§ Aim of the exercise
Your reply should consist of the entries, copied exactly and stripped of images.

——————————

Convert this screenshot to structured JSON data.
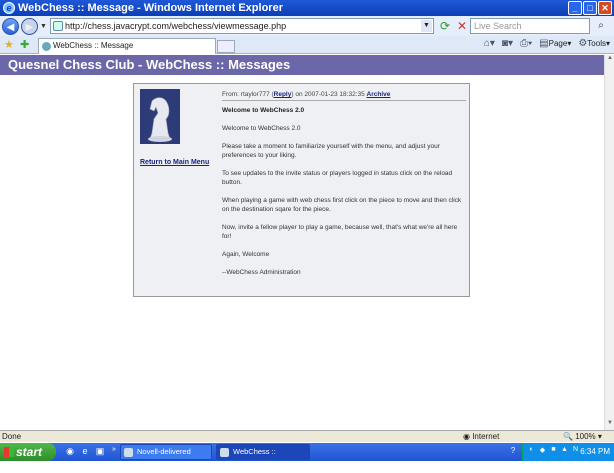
{
  "window": {
    "title": "WebChess :: Message - Windows Internet Explorer",
    "icon": "ie-icon"
  },
  "address": {
    "url": "http://chess.javacrypt.com/webchess/viewmessage.php",
    "search_placeholder": "Live Search"
  },
  "tab": {
    "label": "WebChess :: Message"
  },
  "toolbar": {
    "page_label": "Page",
    "tools_label": "Tools"
  },
  "page": {
    "header": "Quesnel Chess Club - WebChess :: Messages",
    "return_link": "Return to Main Menu"
  },
  "message": {
    "from_prefix": "From: rtaylor777 (",
    "reply_label": "Reply",
    "from_suffix": ") on 2007-01-23 18:32:35",
    "archive_label": "Archive",
    "subject": "Welcome to WebChess 2.0",
    "paragraphs": [
      "Welcome to WebChess 2.0",
      "Please take a moment to familiarize yourself with the menu, and adjust your preferences to your liking.",
      "To see updates to the invite status or players logged in status click on the reload button.",
      "When playing a game with web chess first click on the piece to move and then click on the destination sqare for the piece.",
      "Now, invite a fellow player to play a game, because well, that's what we're all here for!",
      "Again, Welcome",
      "--WebChess Administration"
    ]
  },
  "status": {
    "left": "Done",
    "zone": "Internet",
    "zoom": "100%"
  },
  "taskbar": {
    "start_label": "start",
    "tasks": [
      {
        "label": "Novell-delivered Appli..."
      },
      {
        "label": "WebChess :: Messag..."
      }
    ],
    "clock": "6:34 PM"
  }
}
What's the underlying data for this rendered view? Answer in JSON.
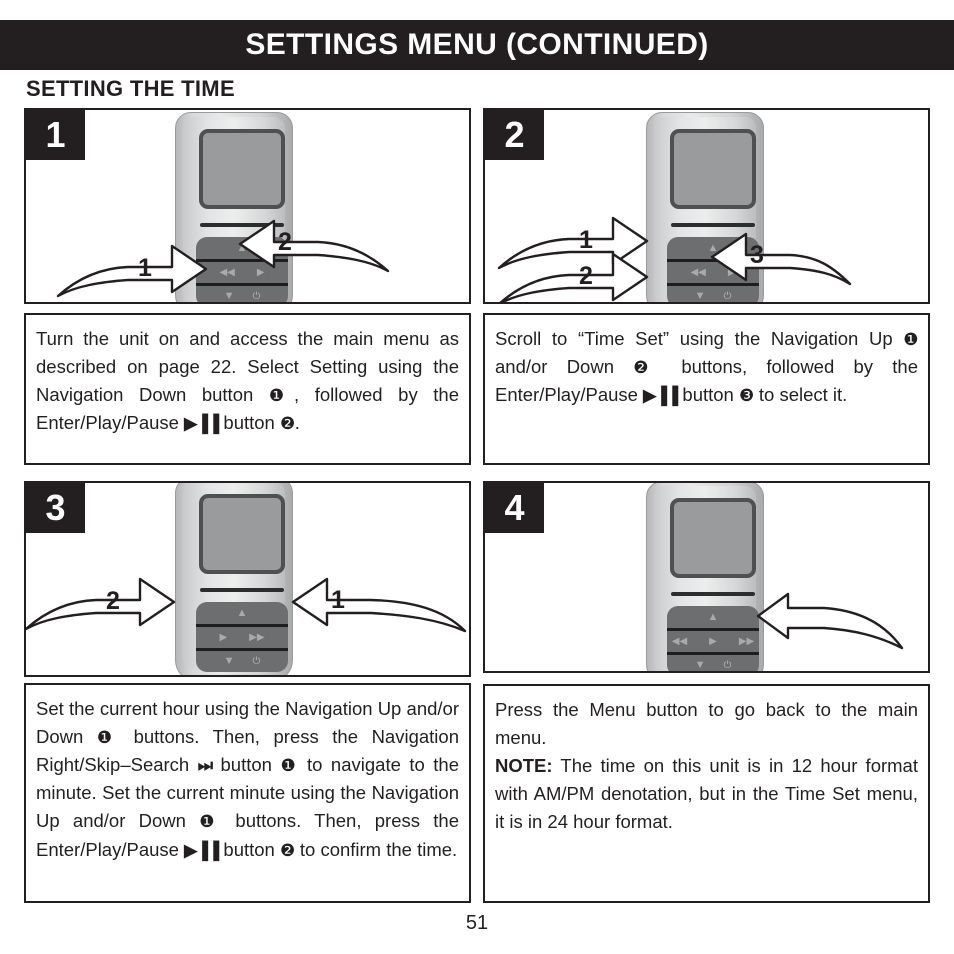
{
  "header": {
    "title": "SETTINGS MENU (CONTINUED)",
    "section_title": "SETTING THE TIME"
  },
  "colors": {
    "header_bg": "#231f20",
    "header_text": "#ffffff",
    "border": "#231f20",
    "device_body": "#d8d9da",
    "device_pad": "#6d6e70",
    "device_screen": "#9a9b9d"
  },
  "steps": [
    {
      "badge": "1",
      "callouts": [
        {
          "number": "1",
          "target": "navigation-down-button"
        },
        {
          "number": "2",
          "target": "enter-play-pause-button"
        }
      ],
      "text_parts": [
        {
          "t": "Turn the unit on and access the main menu as described on page 22. Select Setting using the Navigation Down button "
        },
        {
          "t": "❶",
          "style": "sym"
        },
        {
          "t": ", followed by the Enter/Play/Pause "
        },
        {
          "t": "▶▐▐",
          "style": "playpause"
        },
        {
          "t": " button "
        },
        {
          "t": "❷",
          "style": "sym"
        },
        {
          "t": "."
        }
      ]
    },
    {
      "badge": "2",
      "callouts": [
        {
          "number": "1",
          "target": "navigation-up-button"
        },
        {
          "number": "2",
          "target": "navigation-down-button"
        },
        {
          "number": "3",
          "target": "enter-play-pause-button"
        }
      ],
      "text_parts": [
        {
          "t": "Scroll to “Time Set” using the Navigation Up "
        },
        {
          "t": "❶",
          "style": "sym"
        },
        {
          "t": " and/or Down "
        },
        {
          "t": "❷",
          "style": "sym"
        },
        {
          "t": " buttons, followed by the Enter/Play/Pause "
        },
        {
          "t": "▶▐▐",
          "style": "playpause"
        },
        {
          "t": " button "
        },
        {
          "t": "❸",
          "style": "sym"
        },
        {
          "t": " to select it."
        }
      ]
    },
    {
      "badge": "3",
      "callouts": [
        {
          "number": "2",
          "target": "enter-play-pause-button"
        },
        {
          "number": "1",
          "target": "navigation-right-skip-search-button"
        }
      ],
      "text_parts": [
        {
          "t": "Set the current hour using the Navigation Up and/or Down "
        },
        {
          "t": "❶",
          "style": "sym"
        },
        {
          "t": " buttons. Then, press the Navigation Right/Skip–Search "
        },
        {
          "t": "⏭",
          "style": "playpause"
        },
        {
          "t": " button "
        },
        {
          "t": "❶",
          "style": "sym"
        },
        {
          "t": " to navigate to the minute. Set the current minute using the Navigation Up and/or Down "
        },
        {
          "t": "❶",
          "style": "sym"
        },
        {
          "t": " buttons. Then, press the Enter/Play/Pause "
        },
        {
          "t": "▶▐▐",
          "style": "playpause"
        },
        {
          "t": " button "
        },
        {
          "t": "❷",
          "style": "sym"
        },
        {
          "t": " to confirm the time."
        }
      ]
    },
    {
      "badge": "4",
      "callouts": [
        {
          "number": "",
          "target": "menu-button"
        }
      ],
      "text_parts": [
        {
          "t": "Press the Menu button to go back to the main menu."
        },
        {
          "t": "\n"
        },
        {
          "t": "NOTE:",
          "style": "bold"
        },
        {
          "t": " The time on this unit is in 12 hour format with AM/PM denotation, but in the Time Set menu, it is in 24 hour format."
        }
      ]
    }
  ],
  "device": {
    "glyphs": {
      "up": "▲",
      "down": "▼",
      "rewind": "◀◀",
      "play": "▶",
      "forward": "▶▶",
      "power": "⏻"
    }
  },
  "footer": {
    "page_number": "51"
  }
}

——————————

§ Output of the exercise
Convert this screenshot to structured JSON data.
{
  "window": {
    "title": "WebChess :: Message - Windows Internet Explorer",
    "icon": "ie-icon"
  },
  "address": {
    "url": "http://chess.javacrypt.com/webchess/viewmessage.php",
    "search_placeholder": "Live Search"
  },
  "tab": {
    "label": "WebChess :: Message"
  },
  "toolbar": {
    "page_label": "Page",
    "tools_label": "Tools"
  },
  "page": {
    "header": "Quesnel Chess Club - WebChess :: Messages",
    "return_link": "Return to Main Menu"
  },
  "message": {
    "from_prefix": "From: rtaylor777 (",
    "reply_label": "Reply",
    "from_suffix": ") on 2007-01-23 18:32:35",
    "archive_label": "Archive",
    "subject": "Welcome to WebChess 2.0",
    "paragraphs": [
      "Welcome to WebChess 2.0",
      "Please take a moment to familiarize yourself with the menu, and adjust your preferences to your liking.",
      "To see updates to the invite status or players logged in status click on the reload button.",
      "When playing a game with web chess first click on the piece to move and then click on the destination sqare for the piece.",
      "Now, invite a fellow player to play a game, because well, that's what we're all here for!",
      "Again, Welcome",
      "--WebChess Administration"
    ]
  },
  "status": {
    "left": "Done",
    "zone": "Internet",
    "zoom": "100%"
  },
  "taskbar": {
    "start_label": "start",
    "tasks": [
      {
        "label": "Novell-delivered Appli..."
      },
      {
        "label": "WebChess :: Messag..."
      }
    ],
    "clock": "6:34 PM"
  }
}
What's the underlying data for this rendered view? Answer in JSON.
{
  "header": {
    "title": "SETTINGS MENU (CONTINUED)",
    "section_title": "SETTING THE TIME"
  },
  "colors": {
    "header_bg": "#231f20",
    "header_text": "#ffffff",
    "border": "#231f20",
    "device_body": "#d8d9da",
    "device_pad": "#6d6e70",
    "device_screen": "#9a9b9d"
  },
  "steps": [
    {
      "badge": "1",
      "callouts": [
        {
          "number": "1",
          "target": "navigation-down-button"
        },
        {
          "number": "2",
          "target": "enter-play-pause-button"
        }
      ],
      "text_parts": [
        {
          "t": "Turn the unit on and access the main menu as described on page 22. Select Setting using the Navigation Down button "
        },
        {
          "t": "❶",
          "style": "sym"
        },
        {
          "t": ", followed by the Enter/Play/Pause "
        },
        {
          "t": "▶▐▐",
          "style": "playpause"
        },
        {
          "t": " button "
        },
        {
          "t": "❷",
          "style": "sym"
        },
        {
          "t": "."
        }
      ]
    },
    {
      "badge": "2",
      "callouts": [
        {
          "number": "1",
          "target": "navigation-up-button"
        },
        {
          "number": "2",
          "target": "navigation-down-button"
        },
        {
          "number": "3",
          "target": "enter-play-pause-button"
        }
      ],
      "text_parts": [
        {
          "t": "Scroll to “Time Set” using the Navigation Up "
        },
        {
          "t": "❶",
          "style": "sym"
        },
        {
          "t": " and/or Down "
        },
        {
          "t": "❷",
          "style": "sym"
        },
        {
          "t": " buttons, followed by the Enter/Play/Pause "
        },
        {
          "t": "▶▐▐",
          "style": "playpause"
        },
        {
          "t": " button "
        },
        {
          "t": "❸",
          "style": "sym"
        },
        {
          "t": " to select it."
        }
      ]
    },
    {
      "badge": "3",
      "callouts": [
        {
          "number": "2",
          "target": "enter-play-pause-button"
        },
        {
          "number": "1",
          "target": "navigation-right-skip-search-button"
        }
      ],
      "text_parts": [
        {
          "t": "Set the current hour using the Navigation Up and/or Down "
        },
        {
          "t": "❶",
          "style": "sym"
        },
        {
          "t": " buttons. Then, press the Navigation Right/Skip–Search "
        },
        {
          "t": "⏭",
          "style": "playpause"
        },
        {
          "t": " button "
        },
        {
          "t": "❶",
          "style": "sym"
        },
        {
          "t": " to navigate to the minute. Set the current minute using the Navigation Up and/or Down "
        },
        {
          "t": "❶",
          "style": "sym"
        },
        {
          "t": " buttons. Then, press the Enter/Play/Pause "
        },
        {
          "t": "▶▐▐",
          "style": "playpause"
        },
        {
          "t": " button "
        },
        {
          "t": "❷",
          "style": "sym"
        },
        {
          "t": " to confirm the time."
        }
      ]
    },
    {
      "badge": "4",
      "callouts": [
        {
          "number": "",
          "target": "menu-button"
        }
      ],
      "text_parts": [
        {
          "t": "Press the Menu button to go back to the main menu."
        },
        {
          "t": "\n"
        },
        {
          "t": "NOTE:",
          "style": "bold"
        },
        {
          "t": " The time on this unit is in 12 hour format with AM/PM denotation, but in the Time Set menu, it is in 24 hour format."
        }
      ]
    }
  ],
  "device": {
    "glyphs": {
      "up": "▲",
      "down": "▼",
      "rewind": "◀◀",
      "play": "▶",
      "forward": "▶▶",
      "power": "⏻"
    }
  },
  "footer": {
    "page_number": "51"
  }
}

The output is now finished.